Mancuso seeks to boost county planning
Because of his vast experience with engineering work in the United States and overseas, Neal Mancuso said he understands the importance of infrastructure and planning.
That is why the Bennett resident has thrown his hat in the ring for the Adams County Board of Commissioners District 2 seat.
"The county is not guaranteed a future. What ever its future is going to be, you have to work for it," Mancuso, a Republican, said. "Adams County does not take the lead looking at how the development is going to occur"
Mancuso is a Vietnam-era veteran but served his time in the states as an army corpsman and pharmacy specialist, serving and training in military hospitals. He used the GI Bill to earn an engineering degree from Montana Tech, and took graduate courses at the University of Denver. He worked with Raytheon and Merrick Engineering, and retired in 2006 but did some consulting work for a couple years after that.
He's lived in Colorado three separate times for a total of 20 years and has lived in Adams County since 2000.
"Adams County is one of the greatest places in the country to live or I wouldn't have moved here," Mancuso said. "It's doing a lot of things right."
He praised the county's efforts to get the spaceport designation at Front Range Airport.

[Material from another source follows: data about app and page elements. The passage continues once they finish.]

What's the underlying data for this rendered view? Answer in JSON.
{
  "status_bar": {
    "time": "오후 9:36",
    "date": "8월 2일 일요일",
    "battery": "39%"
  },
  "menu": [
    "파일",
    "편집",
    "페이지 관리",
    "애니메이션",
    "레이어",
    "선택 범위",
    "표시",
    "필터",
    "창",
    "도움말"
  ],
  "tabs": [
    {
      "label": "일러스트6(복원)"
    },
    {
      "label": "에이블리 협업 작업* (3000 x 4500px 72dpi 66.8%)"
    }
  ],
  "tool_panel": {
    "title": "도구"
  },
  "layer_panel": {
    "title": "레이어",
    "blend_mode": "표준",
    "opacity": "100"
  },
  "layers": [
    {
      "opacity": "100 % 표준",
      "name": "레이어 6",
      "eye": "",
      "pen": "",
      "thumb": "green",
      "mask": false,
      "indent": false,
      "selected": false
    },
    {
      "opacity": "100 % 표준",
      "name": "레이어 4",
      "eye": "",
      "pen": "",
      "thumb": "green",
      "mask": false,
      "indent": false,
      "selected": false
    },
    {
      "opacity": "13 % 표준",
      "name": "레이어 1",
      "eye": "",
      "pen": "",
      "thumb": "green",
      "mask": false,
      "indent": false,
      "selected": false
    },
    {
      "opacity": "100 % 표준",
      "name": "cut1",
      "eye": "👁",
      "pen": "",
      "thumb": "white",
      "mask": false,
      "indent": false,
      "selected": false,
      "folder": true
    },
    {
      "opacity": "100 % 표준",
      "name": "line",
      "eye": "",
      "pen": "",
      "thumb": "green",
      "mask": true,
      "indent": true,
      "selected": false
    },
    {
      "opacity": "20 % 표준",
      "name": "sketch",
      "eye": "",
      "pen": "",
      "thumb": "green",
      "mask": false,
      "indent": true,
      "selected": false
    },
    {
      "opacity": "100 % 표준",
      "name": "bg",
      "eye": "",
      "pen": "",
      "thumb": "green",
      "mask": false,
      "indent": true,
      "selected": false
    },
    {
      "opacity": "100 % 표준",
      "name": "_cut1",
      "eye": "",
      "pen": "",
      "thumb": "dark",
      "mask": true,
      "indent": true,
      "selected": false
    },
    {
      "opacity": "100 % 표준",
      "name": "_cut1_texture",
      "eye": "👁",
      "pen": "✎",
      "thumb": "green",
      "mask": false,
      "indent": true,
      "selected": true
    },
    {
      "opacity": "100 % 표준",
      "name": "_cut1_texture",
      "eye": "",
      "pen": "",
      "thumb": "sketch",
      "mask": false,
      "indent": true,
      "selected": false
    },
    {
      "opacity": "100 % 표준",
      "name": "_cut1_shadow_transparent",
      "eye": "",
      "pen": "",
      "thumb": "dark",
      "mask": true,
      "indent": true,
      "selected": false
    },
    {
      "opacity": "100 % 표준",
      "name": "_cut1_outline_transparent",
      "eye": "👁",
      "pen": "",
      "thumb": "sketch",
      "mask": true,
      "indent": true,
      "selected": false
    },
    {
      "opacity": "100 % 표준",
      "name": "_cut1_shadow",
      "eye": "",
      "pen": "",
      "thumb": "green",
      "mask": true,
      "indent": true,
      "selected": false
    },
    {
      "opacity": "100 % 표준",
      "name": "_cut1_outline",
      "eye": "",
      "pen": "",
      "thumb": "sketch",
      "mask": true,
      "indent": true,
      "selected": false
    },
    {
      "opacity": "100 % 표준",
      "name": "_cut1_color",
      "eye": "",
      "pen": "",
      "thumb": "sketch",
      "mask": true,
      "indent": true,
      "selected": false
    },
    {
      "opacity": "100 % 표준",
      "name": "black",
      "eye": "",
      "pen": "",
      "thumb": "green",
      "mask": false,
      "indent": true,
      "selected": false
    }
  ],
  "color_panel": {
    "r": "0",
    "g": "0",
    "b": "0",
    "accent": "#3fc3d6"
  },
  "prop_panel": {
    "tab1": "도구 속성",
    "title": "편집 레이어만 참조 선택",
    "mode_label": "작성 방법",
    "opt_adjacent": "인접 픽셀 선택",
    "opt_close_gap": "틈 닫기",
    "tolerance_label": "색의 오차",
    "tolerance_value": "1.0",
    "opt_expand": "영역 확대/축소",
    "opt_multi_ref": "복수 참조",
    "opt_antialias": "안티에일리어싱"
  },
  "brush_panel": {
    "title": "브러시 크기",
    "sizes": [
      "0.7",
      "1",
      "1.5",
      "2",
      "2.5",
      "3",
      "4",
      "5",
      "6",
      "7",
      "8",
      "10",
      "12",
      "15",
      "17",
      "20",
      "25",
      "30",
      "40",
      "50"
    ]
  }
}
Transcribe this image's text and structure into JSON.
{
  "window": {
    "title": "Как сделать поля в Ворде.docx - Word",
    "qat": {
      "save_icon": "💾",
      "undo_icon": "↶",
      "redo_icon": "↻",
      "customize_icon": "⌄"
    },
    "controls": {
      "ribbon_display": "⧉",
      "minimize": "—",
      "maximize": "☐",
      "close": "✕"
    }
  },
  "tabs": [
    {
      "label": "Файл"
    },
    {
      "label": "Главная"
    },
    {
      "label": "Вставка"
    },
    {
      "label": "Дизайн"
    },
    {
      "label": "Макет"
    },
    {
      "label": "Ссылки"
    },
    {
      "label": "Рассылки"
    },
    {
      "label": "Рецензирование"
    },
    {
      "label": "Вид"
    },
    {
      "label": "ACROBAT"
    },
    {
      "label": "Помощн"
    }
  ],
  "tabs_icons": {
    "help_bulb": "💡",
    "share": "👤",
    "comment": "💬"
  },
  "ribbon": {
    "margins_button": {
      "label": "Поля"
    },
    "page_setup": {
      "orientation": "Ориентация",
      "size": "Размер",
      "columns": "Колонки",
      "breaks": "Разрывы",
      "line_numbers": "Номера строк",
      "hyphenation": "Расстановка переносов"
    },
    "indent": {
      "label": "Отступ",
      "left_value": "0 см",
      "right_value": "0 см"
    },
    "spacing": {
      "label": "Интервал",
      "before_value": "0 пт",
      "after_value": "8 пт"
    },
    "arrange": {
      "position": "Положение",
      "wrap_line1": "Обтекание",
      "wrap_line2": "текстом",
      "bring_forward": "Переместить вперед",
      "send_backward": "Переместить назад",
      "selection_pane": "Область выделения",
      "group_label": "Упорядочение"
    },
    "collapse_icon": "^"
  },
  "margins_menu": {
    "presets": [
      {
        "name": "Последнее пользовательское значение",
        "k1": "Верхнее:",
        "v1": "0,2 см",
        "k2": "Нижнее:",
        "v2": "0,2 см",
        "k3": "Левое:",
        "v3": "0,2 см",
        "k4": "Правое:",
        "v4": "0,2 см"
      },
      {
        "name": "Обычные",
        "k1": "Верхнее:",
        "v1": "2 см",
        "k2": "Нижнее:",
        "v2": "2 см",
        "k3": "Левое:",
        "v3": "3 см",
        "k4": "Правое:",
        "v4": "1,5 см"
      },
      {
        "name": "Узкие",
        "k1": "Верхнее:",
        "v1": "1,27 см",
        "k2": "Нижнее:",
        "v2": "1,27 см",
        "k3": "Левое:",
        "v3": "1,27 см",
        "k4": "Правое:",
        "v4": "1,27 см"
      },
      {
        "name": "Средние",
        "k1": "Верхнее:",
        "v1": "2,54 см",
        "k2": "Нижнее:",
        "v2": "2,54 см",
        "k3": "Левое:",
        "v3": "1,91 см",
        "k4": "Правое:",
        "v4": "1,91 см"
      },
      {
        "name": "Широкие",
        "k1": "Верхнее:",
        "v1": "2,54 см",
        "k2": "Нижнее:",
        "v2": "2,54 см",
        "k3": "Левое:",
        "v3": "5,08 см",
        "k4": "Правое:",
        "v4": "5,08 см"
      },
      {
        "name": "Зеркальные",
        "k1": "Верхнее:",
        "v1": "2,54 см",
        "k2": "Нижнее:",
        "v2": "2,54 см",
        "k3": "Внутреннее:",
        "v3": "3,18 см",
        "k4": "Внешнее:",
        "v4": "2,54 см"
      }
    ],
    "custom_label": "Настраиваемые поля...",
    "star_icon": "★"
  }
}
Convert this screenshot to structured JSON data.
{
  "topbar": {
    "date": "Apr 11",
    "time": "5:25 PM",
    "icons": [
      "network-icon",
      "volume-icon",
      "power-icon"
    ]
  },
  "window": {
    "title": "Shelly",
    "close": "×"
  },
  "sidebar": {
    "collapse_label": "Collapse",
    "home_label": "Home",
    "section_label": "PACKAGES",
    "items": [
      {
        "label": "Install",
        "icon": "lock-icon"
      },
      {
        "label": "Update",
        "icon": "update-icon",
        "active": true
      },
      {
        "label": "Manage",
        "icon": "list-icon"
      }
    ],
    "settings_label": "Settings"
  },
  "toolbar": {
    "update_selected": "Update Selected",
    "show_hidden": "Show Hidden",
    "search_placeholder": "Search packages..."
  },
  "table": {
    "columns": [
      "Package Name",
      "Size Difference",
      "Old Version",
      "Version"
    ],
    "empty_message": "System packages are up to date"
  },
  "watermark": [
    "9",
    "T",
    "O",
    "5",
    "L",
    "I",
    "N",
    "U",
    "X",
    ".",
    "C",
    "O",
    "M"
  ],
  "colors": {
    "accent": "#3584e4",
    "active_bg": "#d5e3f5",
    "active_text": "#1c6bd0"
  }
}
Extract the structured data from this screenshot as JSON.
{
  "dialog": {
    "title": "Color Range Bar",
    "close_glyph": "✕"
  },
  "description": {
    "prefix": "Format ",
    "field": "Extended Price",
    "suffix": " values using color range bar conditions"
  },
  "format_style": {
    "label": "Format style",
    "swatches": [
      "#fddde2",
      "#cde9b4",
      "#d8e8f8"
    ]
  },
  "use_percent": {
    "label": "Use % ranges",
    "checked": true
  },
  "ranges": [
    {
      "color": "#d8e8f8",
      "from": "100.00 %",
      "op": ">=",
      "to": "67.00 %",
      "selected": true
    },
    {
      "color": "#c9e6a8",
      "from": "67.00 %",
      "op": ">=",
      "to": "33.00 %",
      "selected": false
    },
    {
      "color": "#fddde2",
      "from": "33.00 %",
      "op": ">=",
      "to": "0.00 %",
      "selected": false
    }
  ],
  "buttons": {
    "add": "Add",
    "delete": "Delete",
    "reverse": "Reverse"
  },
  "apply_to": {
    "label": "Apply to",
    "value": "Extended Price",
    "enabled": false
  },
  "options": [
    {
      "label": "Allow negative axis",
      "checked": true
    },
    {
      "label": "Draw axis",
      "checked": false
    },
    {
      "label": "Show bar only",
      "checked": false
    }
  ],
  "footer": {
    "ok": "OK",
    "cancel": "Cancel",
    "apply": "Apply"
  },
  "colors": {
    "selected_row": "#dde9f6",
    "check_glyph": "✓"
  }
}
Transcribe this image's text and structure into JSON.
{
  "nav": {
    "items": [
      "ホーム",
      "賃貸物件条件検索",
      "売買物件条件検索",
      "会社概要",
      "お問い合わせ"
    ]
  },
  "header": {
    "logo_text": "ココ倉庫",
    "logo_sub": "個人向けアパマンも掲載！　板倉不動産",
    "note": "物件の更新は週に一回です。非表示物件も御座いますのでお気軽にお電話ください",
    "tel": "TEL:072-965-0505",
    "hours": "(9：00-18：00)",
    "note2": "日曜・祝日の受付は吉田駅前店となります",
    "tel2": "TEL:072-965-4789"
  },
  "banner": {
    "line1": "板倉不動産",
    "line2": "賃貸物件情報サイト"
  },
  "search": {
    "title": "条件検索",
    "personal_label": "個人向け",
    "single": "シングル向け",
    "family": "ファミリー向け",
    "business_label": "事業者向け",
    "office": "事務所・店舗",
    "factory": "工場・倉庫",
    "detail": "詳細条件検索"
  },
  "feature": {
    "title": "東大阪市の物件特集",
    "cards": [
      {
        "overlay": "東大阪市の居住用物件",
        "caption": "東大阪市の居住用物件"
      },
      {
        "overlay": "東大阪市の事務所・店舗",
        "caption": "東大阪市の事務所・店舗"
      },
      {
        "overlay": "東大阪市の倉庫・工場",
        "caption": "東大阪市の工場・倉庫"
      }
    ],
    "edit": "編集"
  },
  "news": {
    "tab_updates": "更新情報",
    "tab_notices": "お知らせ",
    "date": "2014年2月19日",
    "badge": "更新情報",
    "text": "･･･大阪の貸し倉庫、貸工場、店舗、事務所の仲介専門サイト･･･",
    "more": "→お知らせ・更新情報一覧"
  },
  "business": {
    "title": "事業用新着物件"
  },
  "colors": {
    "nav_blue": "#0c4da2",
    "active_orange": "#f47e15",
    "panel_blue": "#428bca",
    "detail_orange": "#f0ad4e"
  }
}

He also noted that the area could grow through gas- and oil-development opportunities, and said the county should produce a regional comprehensive plan.
"The time to plan for that is now," he said.
Mancuso has been on the Bennett Board of Trustees for eight years and will leave the board in April because of term limits. He's also been involved with the planning and zoning board.
He said that, as a commissioner, he would like to get involved with the educational system and support alternatives to college for students.
Mancuso has been married 47 years to his wife, Peg, and the couple have three children and 14 grandchildren.
Municipal inmate jail cap
Mancuso said he would like to examine all the issues that led to the Adams County commissioners deciding to cap the number of municipal inmates at the jail. He said he would like to examine the possibility of private partnerships that could help reduce the cost of housing inmates.
"We need to resolve the present political cloud that hangs over our county," Mancuso said, adding that the justice process should be allowed to run its course. He said once that cloud lifts, the positives of the county can shine through – such as the national awards the county receives and how well the cities inside the county are faring.
Expanding board to five members
Mancuso said he would support increasing the number of commissioners from three to five, as long as the two additional members aren't at-large. He said one at least should have a district to represent.
Mancuso said he doesn't want to kill the FasTracks expansion up north but would like the Adams County Board of Commissioners to examine the entire system and not just have the Regional Transportation District officials determine the right thing to do.
"If a ballot issue was going to be a tax directed at the northern area, I wouldn't be for that," he said. "I don't see, at this point in time, the benefit of FasTracks until 2035."